Print the listing again exactly, leaving nothing out.

# Material provided
============
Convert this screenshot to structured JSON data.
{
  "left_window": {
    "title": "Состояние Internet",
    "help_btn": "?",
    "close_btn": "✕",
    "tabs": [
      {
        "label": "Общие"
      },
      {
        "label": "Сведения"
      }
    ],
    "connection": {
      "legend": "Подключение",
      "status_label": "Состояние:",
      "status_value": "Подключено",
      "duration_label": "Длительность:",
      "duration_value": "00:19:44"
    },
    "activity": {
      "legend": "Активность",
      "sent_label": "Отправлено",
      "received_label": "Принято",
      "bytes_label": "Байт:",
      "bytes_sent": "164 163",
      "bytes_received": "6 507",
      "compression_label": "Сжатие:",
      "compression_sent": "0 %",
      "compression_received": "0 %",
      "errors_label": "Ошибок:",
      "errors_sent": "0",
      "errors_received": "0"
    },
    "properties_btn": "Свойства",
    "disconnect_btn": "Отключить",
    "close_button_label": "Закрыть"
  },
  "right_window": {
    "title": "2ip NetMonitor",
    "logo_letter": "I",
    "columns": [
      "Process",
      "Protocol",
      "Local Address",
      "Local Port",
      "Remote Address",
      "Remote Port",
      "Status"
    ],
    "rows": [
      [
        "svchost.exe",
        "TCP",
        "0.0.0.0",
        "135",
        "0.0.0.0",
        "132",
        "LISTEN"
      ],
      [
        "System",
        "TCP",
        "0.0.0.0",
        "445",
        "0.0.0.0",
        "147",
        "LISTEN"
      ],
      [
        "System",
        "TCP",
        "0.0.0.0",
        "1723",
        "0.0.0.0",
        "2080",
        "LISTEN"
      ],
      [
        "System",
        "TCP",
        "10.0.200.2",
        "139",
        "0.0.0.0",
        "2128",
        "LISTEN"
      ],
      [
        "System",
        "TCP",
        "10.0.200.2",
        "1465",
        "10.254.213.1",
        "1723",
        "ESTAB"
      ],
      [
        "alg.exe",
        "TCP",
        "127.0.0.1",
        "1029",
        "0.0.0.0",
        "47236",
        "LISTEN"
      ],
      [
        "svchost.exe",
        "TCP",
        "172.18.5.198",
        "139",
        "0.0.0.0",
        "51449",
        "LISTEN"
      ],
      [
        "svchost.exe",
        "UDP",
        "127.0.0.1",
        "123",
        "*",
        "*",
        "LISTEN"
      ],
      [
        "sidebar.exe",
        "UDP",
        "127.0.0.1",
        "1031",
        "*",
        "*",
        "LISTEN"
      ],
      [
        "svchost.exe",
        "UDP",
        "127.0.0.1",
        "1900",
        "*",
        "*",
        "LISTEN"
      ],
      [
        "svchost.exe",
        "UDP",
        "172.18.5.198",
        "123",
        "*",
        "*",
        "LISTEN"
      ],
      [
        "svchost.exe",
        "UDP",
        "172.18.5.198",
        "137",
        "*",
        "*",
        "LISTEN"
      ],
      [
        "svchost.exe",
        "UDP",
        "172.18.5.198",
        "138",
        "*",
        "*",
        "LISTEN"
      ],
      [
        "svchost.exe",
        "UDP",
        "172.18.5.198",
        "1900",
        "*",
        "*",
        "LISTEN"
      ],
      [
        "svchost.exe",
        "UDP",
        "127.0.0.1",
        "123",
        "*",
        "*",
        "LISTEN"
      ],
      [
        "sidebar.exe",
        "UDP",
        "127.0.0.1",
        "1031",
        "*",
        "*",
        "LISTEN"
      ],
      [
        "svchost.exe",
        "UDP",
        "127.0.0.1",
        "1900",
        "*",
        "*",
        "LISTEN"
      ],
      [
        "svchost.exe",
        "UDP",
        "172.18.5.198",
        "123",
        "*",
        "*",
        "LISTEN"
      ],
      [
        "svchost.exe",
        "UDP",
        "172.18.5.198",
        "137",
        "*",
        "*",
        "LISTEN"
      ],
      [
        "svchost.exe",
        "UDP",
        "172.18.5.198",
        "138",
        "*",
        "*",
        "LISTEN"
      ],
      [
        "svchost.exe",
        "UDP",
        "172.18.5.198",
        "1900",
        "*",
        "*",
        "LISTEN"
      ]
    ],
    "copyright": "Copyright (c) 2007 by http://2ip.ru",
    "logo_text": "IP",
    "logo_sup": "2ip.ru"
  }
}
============
# Output below
Convert this screenshot to structured JSON data.
{
  "left_window": {
    "title": "Состояние Internet",
    "help_btn": "?",
    "close_btn": "✕",
    "tabs": [
      {
        "label": "Общие"
      },
      {
        "label": "Сведения"
      }
    ],
    "connection": {
      "legend": "Подключение",
      "status_label": "Состояние:",
      "status_value": "Подключено",
      "duration_label": "Длительность:",
      "duration_value": "00:19:44"
    },
    "activity": {
      "legend": "Активность",
      "sent_label": "Отправлено",
      "received_label": "Принято",
      "bytes_label": "Байт:",
      "bytes_sent": "164 163",
      "bytes_received": "6 507",
      "compression_label": "Сжатие:",
      "compression_sent": "0 %",
      "compression_received": "0 %",
      "errors_label": "Ошибок:",
      "errors_sent": "0",
      "errors_received": "0"
    },
    "properties_btn": "Свойства",
    "disconnect_btn": "Отключить",
    "close_button_label": "Закрыть"
  },
  "right_window": {
    "title": "2ip NetMonitor",
    "logo_letter": "I",
    "columns": [
      "Process",
      "Protocol",
      "Local Address",
      "Local Port",
      "Remote Address",
      "Remote Port",
      "Status"
    ],
    "rows": [
      [
        "svchost.exe",
        "TCP",
        "0.0.0.0",
        "135",
        "0.0.0.0",
        "132",
        "LISTEN"
      ],
      [
        "System",
        "TCP",
        "0.0.0.0",
        "445",
        "0.0.0.0",
        "147",
        "LISTEN"
      ],
      [
        "System",
        "TCP",
        "0.0.0.0",
        "1723",
        "0.0.0.0",
        "2080",
        "LISTEN"
      ],
      [
        "System",
        "TCP",
        "10.0.200.2",
        "139",
        "0.0.0.0",
        "2128",
        "LISTEN"
      ],
      [
        "System",
        "TCP",
        "10.0.200.2",
        "1465",
        "10.254.213.1",
        "1723",
        "ESTAB"
      ],
      [
        "alg.exe",
        "TCP",
        "127.0.0.1",
        "1029",
        "0.0.0.0",
        "47236",
        "LISTEN"
      ],
      [
        "svchost.exe",
        "TCP",
        "172.18.5.198",
        "139",
        "0.0.0.0",
        "51449",
        "LISTEN"
      ],
      [
        "svchost.exe",
        "UDP",
        "127.0.0.1",
        "123",
        "*",
        "*",
        "LISTEN"
      ],
      [
        "sidebar.exe",
        "UDP",
        "127.0.0.1",
        "1031",
        "*",
        "*",
        "LISTEN"
      ],
      [
        "svchost.exe",
        "UDP",
        "127.0.0.1",
        "1900",
        "*",
        "*",
        "LISTEN"
      ],
      [
        "svchost.exe",
        "UDP",
        "172.18.5.198",
        "123",
        "*",
        "*",
        "LISTEN"
      ],
      [
        "svchost.exe",
        "UDP",
        "172.18.5.198",
        "137",
        "*",
        "*",
        "LISTEN"
      ],
      [
        "svchost.exe",
        "UDP",
        "172.18.5.198",
        "138",
        "*",
        "*",
        "LISTEN"
      ],
      [
        "svchost.exe",
        "UDP",
        "172.18.5.198",
        "1900",
        "*",
        "*",
        "LISTEN"
      ],
      [
        "svchost.exe",
        "UDP",
        "127.0.0.1",
        "123",
        "*",
        "*",
        "LISTEN"
      ],
      [
        "sidebar.exe",
        "UDP",
        "127.0.0.1",
        "1031",
        "*",
        "*",
        "LISTEN"
      ],
      [
        "svchost.exe",
        "UDP",
        "127.0.0.1",
        "1900",
        "*",
        "*",
        "LISTEN"
      ],
      [
        "svchost.exe",
        "UDP",
        "172.18.5.198",
        "123",
        "*",
        "*",
        "LISTEN"
      ],
      [
        "svchost.exe",
        "UDP",
        "172.18.5.198",
        "137",
        "*",
        "*",
        "LISTEN"
      ],
      [
        "svchost.exe",
        "UDP",
        "172.18.5.198",
        "138",
        "*",
        "*",
        "LISTEN"
      ],
      [
        "svchost.exe",
        "UDP",
        "172.18.5.198",
        "1900",
        "*",
        "*",
        "LISTEN"
      ]
    ],
    "copyright": "Copyright (c) 2007 by http://2ip.ru",
    "logo_text": "IP",
    "logo_sup": "2ip.ru"
  }
}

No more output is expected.